    This app would make a great commercial as one of many great apps/features for the Windows Phone platform in spite, specifically this app, being on iOS. It is funny that my friends who do have iPhones had no clue this app existed on their platform. As far as my Android friends, they were impressed with the app and as far as i know there isn't an app quite like this one. This is by far my favorite app on the platform to date. It blows any other photo app out of the water. I believe this will be the future of taking photos.
  • I have tmo's hd7, and even though the app says I don't have some features like gyroscope, it works very well. Its weird that it says that because other apps I have installed say that I do. Hmmm Whatever, it works great. Im glad WP has this available because I've seen the app on my friends ios and was jealous of them having the app.
  • 360 degree shots are crazy! Once you get the hang of this app it instantly becomes the best photo app for your Windows Phone. I love it!
  • Anyone who likes Photosynth on their phone should check out Microsoft Labs' Image Composite Editor (ICE) for their desktop photo editing. 
    Doesn't have the fun watch-the-panorama-build user interface that Photosynth does, but it DOES have the same remarkable image stitching abilities, which in my experience give better results than dreadnought apps like Photoshop. 
    For whatever reason, Microsoft Labs has some of  the top guns in the photomosaicing field, and has been nimble enough to get their work into the hands of end users.

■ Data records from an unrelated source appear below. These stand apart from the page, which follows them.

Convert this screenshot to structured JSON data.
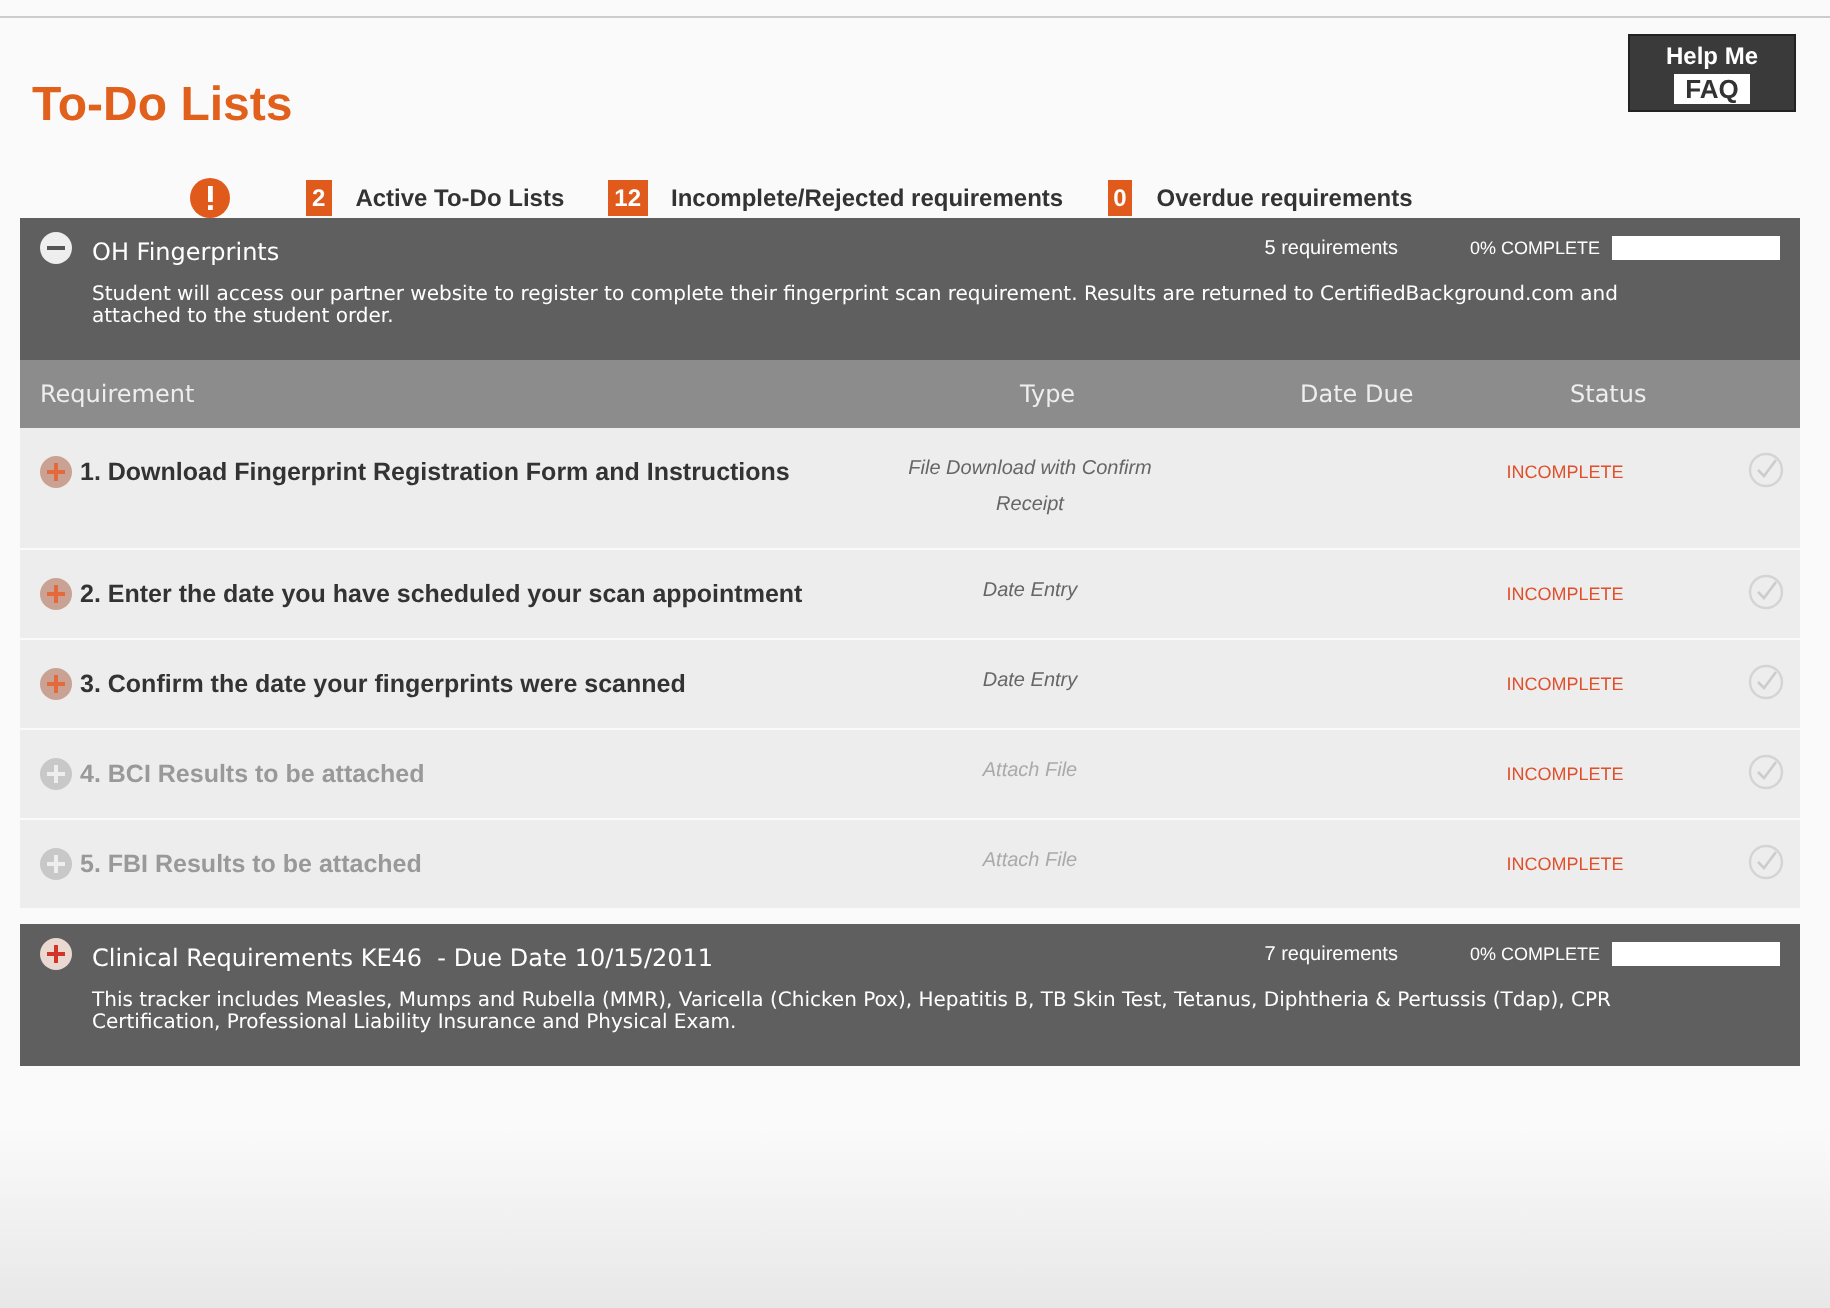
{
  "header": {
    "title": "To-Do Lists",
    "help": {
      "line1": "Help Me",
      "line2": "FAQ"
    }
  },
  "stats": [
    {
      "count": "2",
      "label": "Active To-Do Lists"
    },
    {
      "count": "12",
      "label": "Incomplete/Rejected requirements"
    },
    {
      "count": "0",
      "label": "Overdue requirements"
    }
  ],
  "lists": [
    {
      "title": "OH Fingerprints",
      "expanded": true,
      "count": "5 requirements",
      "complete": "0% COMPLETE",
      "level": 0,
      "description": "Student will access our partner website to register to complete their fingerprint scan requirement. Results are returned to CertifiedBackground.com and attached to the student order.",
      "columns": [
        "Requirement",
        "Type",
        "Date Due",
        "Status"
      ],
      "rows": [
        {
          "name": "1. Download Fingerprint Registration Form and Instructions",
          "type": "File Download with Confirm Receipt",
          "status": "INCOMPLETE",
          "disabled": false
        },
        {
          "name": "2. Enter the date you have scheduled your scan appointment",
          "type": "Date Entry",
          "status": "INCOMPLETE",
          "disabled": false
        },
        {
          "name": "3. Confirm the date your fingerprints were scanned",
          "type": "Date Entry",
          "status": "INCOMPLETE",
          "disabled": false
        },
        {
          "name": "4. BCI Results to be attached",
          "type": "Attach File",
          "status": "INCOMPLETE",
          "disabled": true
        },
        {
          "name": "5. FBI Results to be attached",
          "type": "Attach File",
          "status": "INCOMPLETE",
          "disabled": true
        }
      ]
    },
    {
      "title": "Clinical Requirements KE46  - Due Date 10/15/2011",
      "expanded": false,
      "count": "7 requirements",
      "complete": "0% COMPLETE",
      "level": 0,
      "description": "This tracker includes Measles, Mumps and Rubella (MMR), Varicella (Chicken Pox), Hepatitis B, TB Skin Test, Tetanus, Diphtheria & Pertussis (Tdap), CPR Certification, Professional Liability Insurance and Physical Exam."
    }
  ]
}
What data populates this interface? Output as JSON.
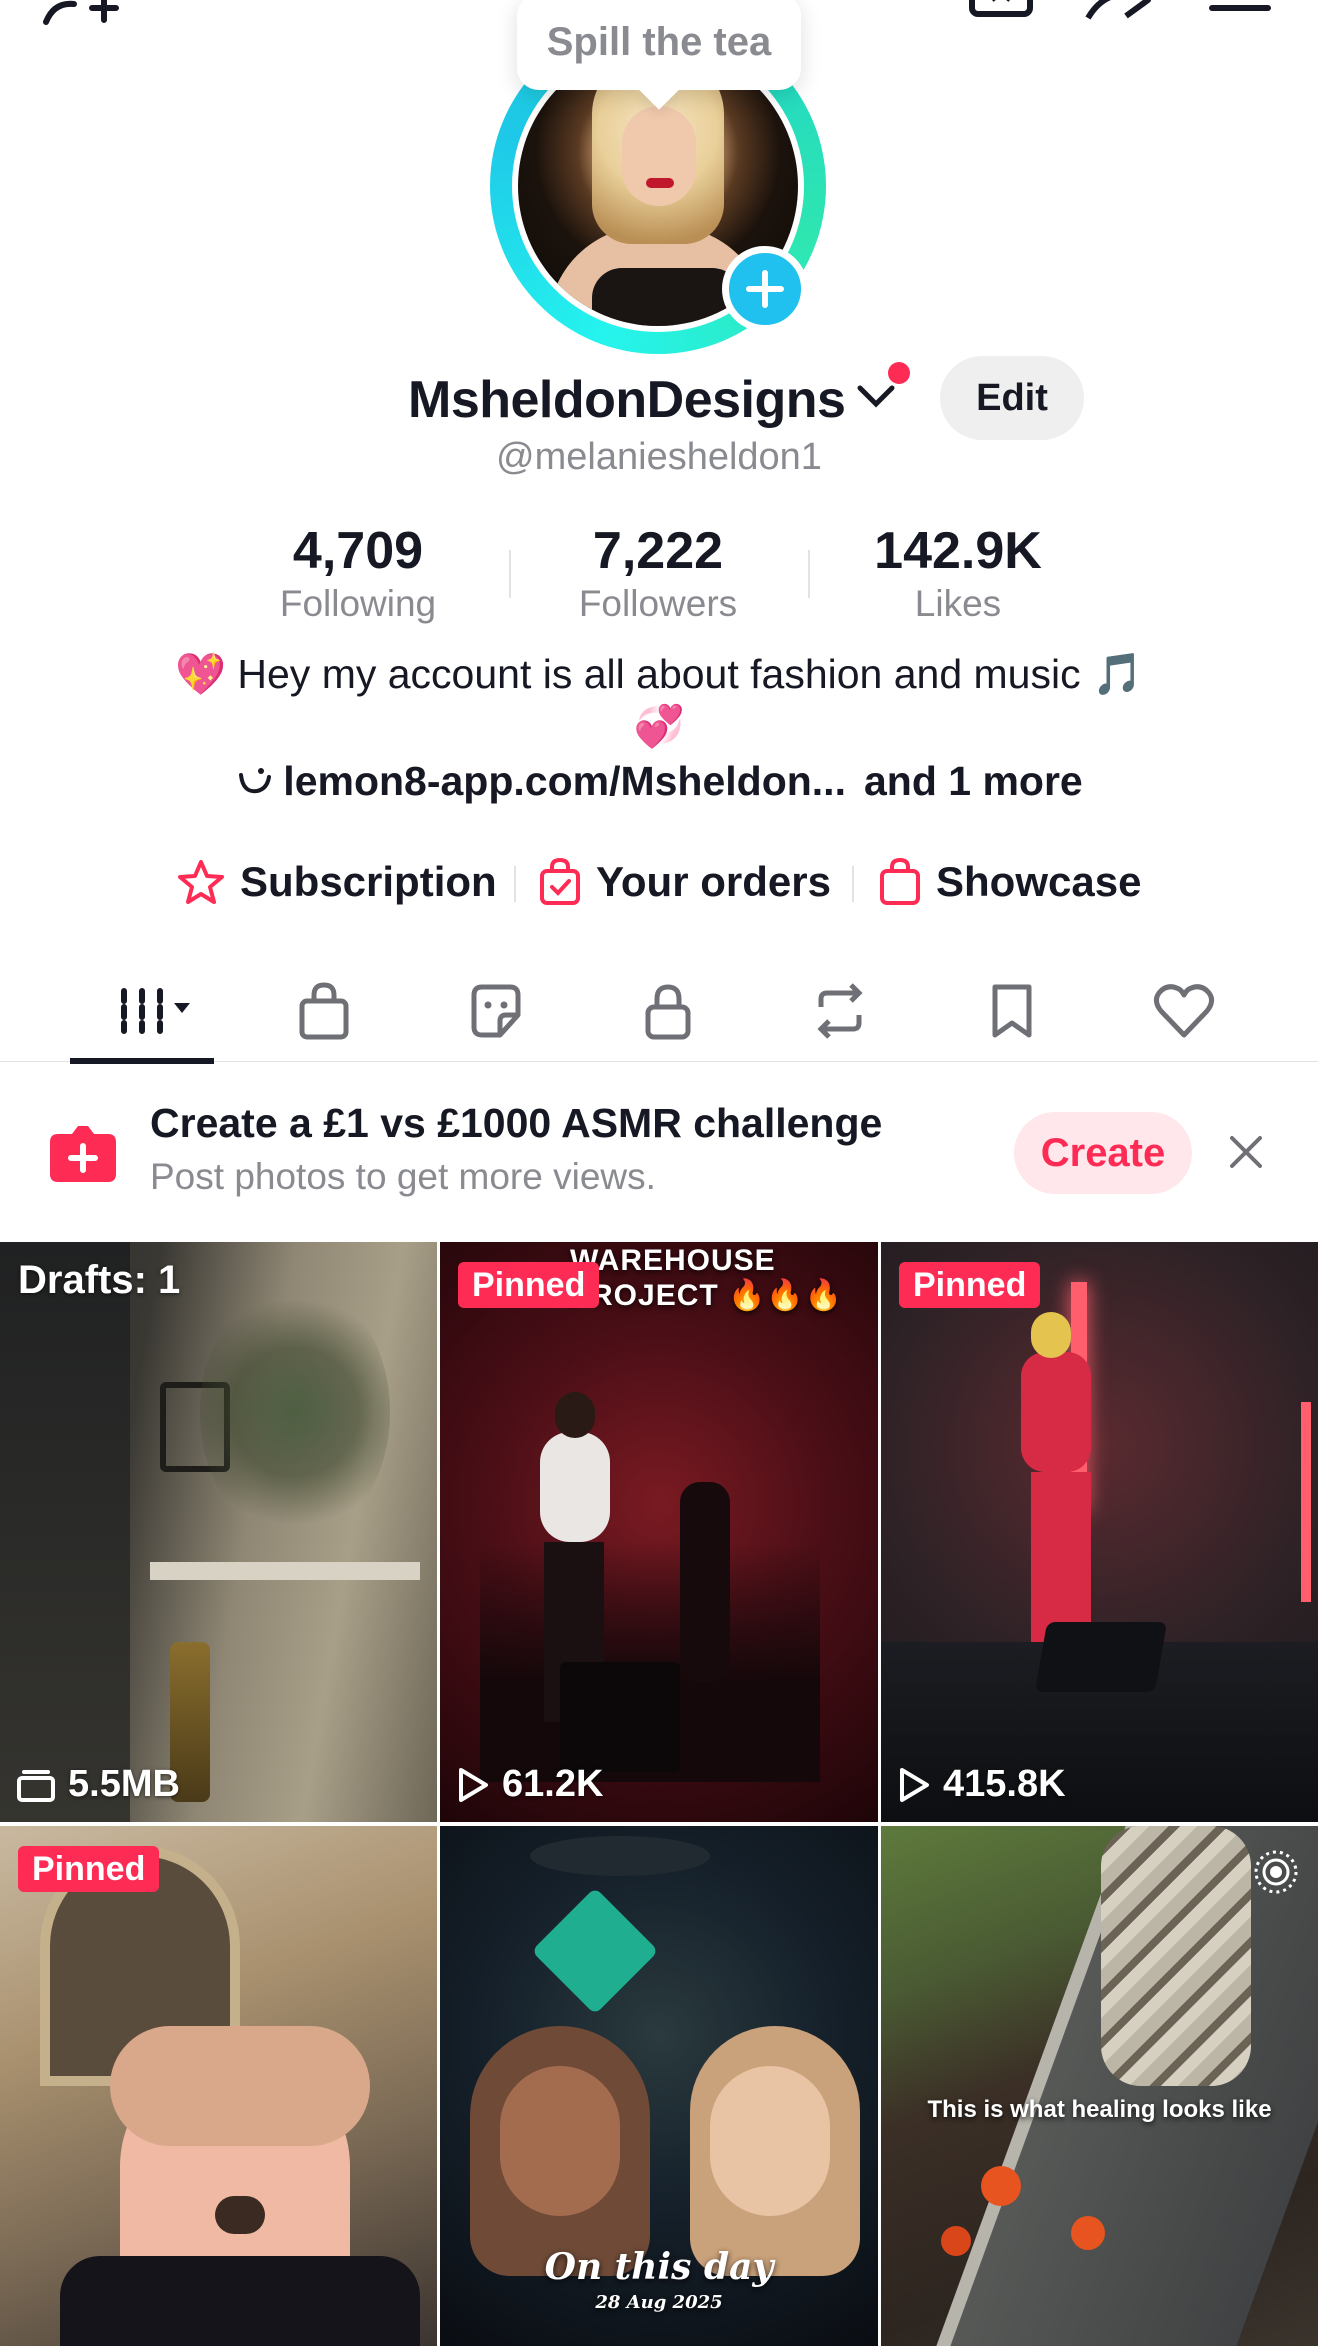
{
  "tooltip": {
    "text": "Spill the tea"
  },
  "profile": {
    "display_name": "MsheldonDesigns",
    "handle": "@melaniesheldon1",
    "edit_label": "Edit"
  },
  "stats": [
    {
      "value": "4,709",
      "label": "Following"
    },
    {
      "value": "7,222",
      "label": "Followers"
    },
    {
      "value": "142.9K",
      "label": "Likes"
    }
  ],
  "bio": {
    "line1": "💖 Hey my account is all about fashion and music 🎵",
    "line2": "💞",
    "link": "lemon8-app.com/Msheldon...",
    "more": "and 1 more"
  },
  "actions": [
    {
      "label": "Subscription",
      "icon": "star-icon"
    },
    {
      "label": "Your orders",
      "icon": "bag-check-icon"
    },
    {
      "label": "Showcase",
      "icon": "shopping-bag-icon"
    }
  ],
  "tabs": [
    "videos-grid-icon",
    "shop-icon",
    "sticker-icon",
    "lock-icon",
    "repost-icon",
    "bookmark-icon",
    "heart-icon"
  ],
  "banner": {
    "title": "Create a £1 vs £1000 ASMR challenge",
    "subtitle": "Post photos to get more views.",
    "create_label": "Create"
  },
  "grid": {
    "drafts_label": "Drafts: 1",
    "drafts_size": "5.5MB",
    "pinned_label": "Pinned",
    "tile2_overlay": "WAREHOUSE PROJECT 🔥🔥🔥",
    "tile2_views": "61.2K",
    "tile3_views": "415.8K",
    "tile5_caption": "On this day",
    "tile5_date": "28 Aug 2025",
    "tile6_caption": "This is what healing looks like"
  },
  "colors": {
    "accent": "#fe2c55",
    "avatar_ring": "#25f4ee",
    "add_badge": "#20c1ef",
    "muted_text": "#8a8b91"
  }
}
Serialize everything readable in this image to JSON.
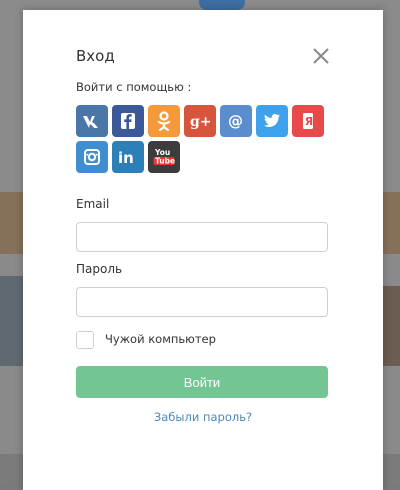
{
  "modal": {
    "title": "Вход",
    "social_label": "Войти с помощью :",
    "social_buttons": [
      {
        "name": "vk",
        "label": "vk",
        "color": "#4a76a8",
        "icon": "vk-icon"
      },
      {
        "name": "facebook",
        "label": "f",
        "color": "#3b5998",
        "icon": "facebook-icon"
      },
      {
        "name": "odnoklassniki",
        "label": "ok",
        "color": "#f59a3b",
        "icon": "odnoklassniki-icon"
      },
      {
        "name": "google-plus",
        "label": "g+",
        "color": "#d6553d",
        "icon": "google-plus-icon"
      },
      {
        "name": "mail",
        "label": "@",
        "color": "#5b8ccd",
        "icon": "mail-icon"
      },
      {
        "name": "twitter",
        "label": "tw",
        "color": "#3ea1ec",
        "icon": "twitter-icon"
      },
      {
        "name": "yandex",
        "label": "я",
        "color": "#e64a4a",
        "icon": "yandex-icon"
      },
      {
        "name": "instagram",
        "label": "ig",
        "color": "#3f8fd0",
        "icon": "instagram-icon"
      },
      {
        "name": "linkedin",
        "label": "in",
        "color": "#2d7fb7",
        "icon": "linkedin-icon"
      },
      {
        "name": "youtube",
        "label": "You Tube",
        "color": "#3c3c3c",
        "icon": "youtube-icon"
      }
    ],
    "email_label": "Email",
    "email_value": "",
    "password_label": "Пароль",
    "password_value": "",
    "remember_label": "Чужой компьютер",
    "submit_label": "Войти",
    "forgot_label": "Забыли пароль?"
  },
  "colors": {
    "submit": "#73c693",
    "link": "#4d87b6",
    "overlay": "#7b7b7b"
  }
}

  • I have photosynth and it is fun to work with just one thing how do they get 360 degree photos I always seem to overlap the start with the last part of the 360 degree part I sort of miss a quarter of space to make it a whole 360 degree picture  so why do I miss always the space at the end to make it a whole 360 degree loop and nicely fit the start to the end and have the whole surroundings on it